■ **Data records for software interfaces**
================================

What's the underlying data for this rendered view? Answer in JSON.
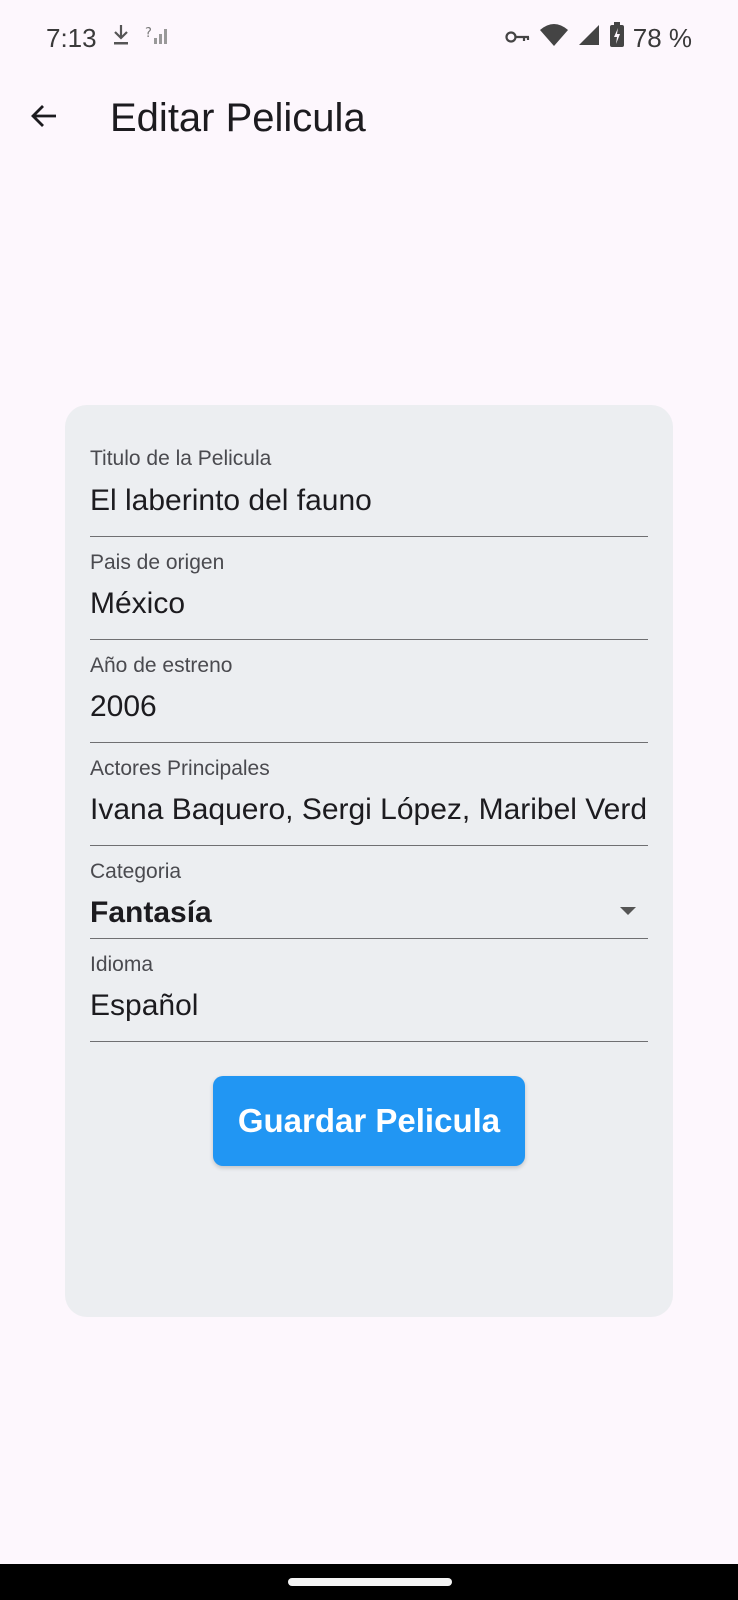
{
  "status_bar": {
    "time": "7:13",
    "battery": "78 %",
    "icons": [
      "download-icon",
      "no-signal-icon",
      "vpn-key-icon",
      "wifi-icon",
      "cell-signal-icon",
      "battery-charging-icon"
    ]
  },
  "app_bar": {
    "title": "Editar Pelicula",
    "back_icon": "arrow-back-icon"
  },
  "form": {
    "titulo": {
      "label": "Titulo de la Pelicula",
      "value": "El laberinto del fauno"
    },
    "pais": {
      "label": "Pais de origen",
      "value": "México"
    },
    "anio": {
      "label": "Año de estreno",
      "value": "2006"
    },
    "actores": {
      "label": "Actores Principales",
      "value": "Ivana Baquero, Sergi López, Maribel Verdú"
    },
    "categoria": {
      "label": "Categoria",
      "value": "Fantasía"
    },
    "idioma": {
      "label": "Idioma",
      "value": "Español"
    }
  },
  "save_button": {
    "label": "Guardar Pelicula"
  },
  "colors": {
    "background": "#fdf7fd",
    "card": "#eceef1",
    "primary_button": "#2196f3"
  }
}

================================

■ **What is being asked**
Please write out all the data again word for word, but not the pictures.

■ **Your response**
What's the underlying data for this rendered view? Answer in JSON.
{
  "status_bar": {
    "time": "7:13",
    "battery": "78 %",
    "icons": [
      "download-icon",
      "no-signal-icon",
      "vpn-key-icon",
      "wifi-icon",
      "cell-signal-icon",
      "battery-charging-icon"
    ]
  },
  "app_bar": {
    "title": "Editar Pelicula",
    "back_icon": "arrow-back-icon"
  },
  "form": {
    "titulo": {
      "label": "Titulo de la Pelicula",
      "value": "El laberinto del fauno"
    },
    "pais": {
      "label": "Pais de origen",
      "value": "México"
    },
    "anio": {
      "label": "Año de estreno",
      "value": "2006"
    },
    "actores": {
      "label": "Actores Principales",
      "value": "Ivana Baquero, Sergi López, Maribel Verdú"
    },
    "categoria": {
      "label": "Categoria",
      "value": "Fantasía"
    },
    "idioma": {
      "label": "Idioma",
      "value": "Español"
    }
  },
  "save_button": {
    "label": "Guardar Pelicula"
  },
  "colors": {
    "background": "#fdf7fd",
    "card": "#eceef1",
    "primary_button": "#2196f3"
  }
}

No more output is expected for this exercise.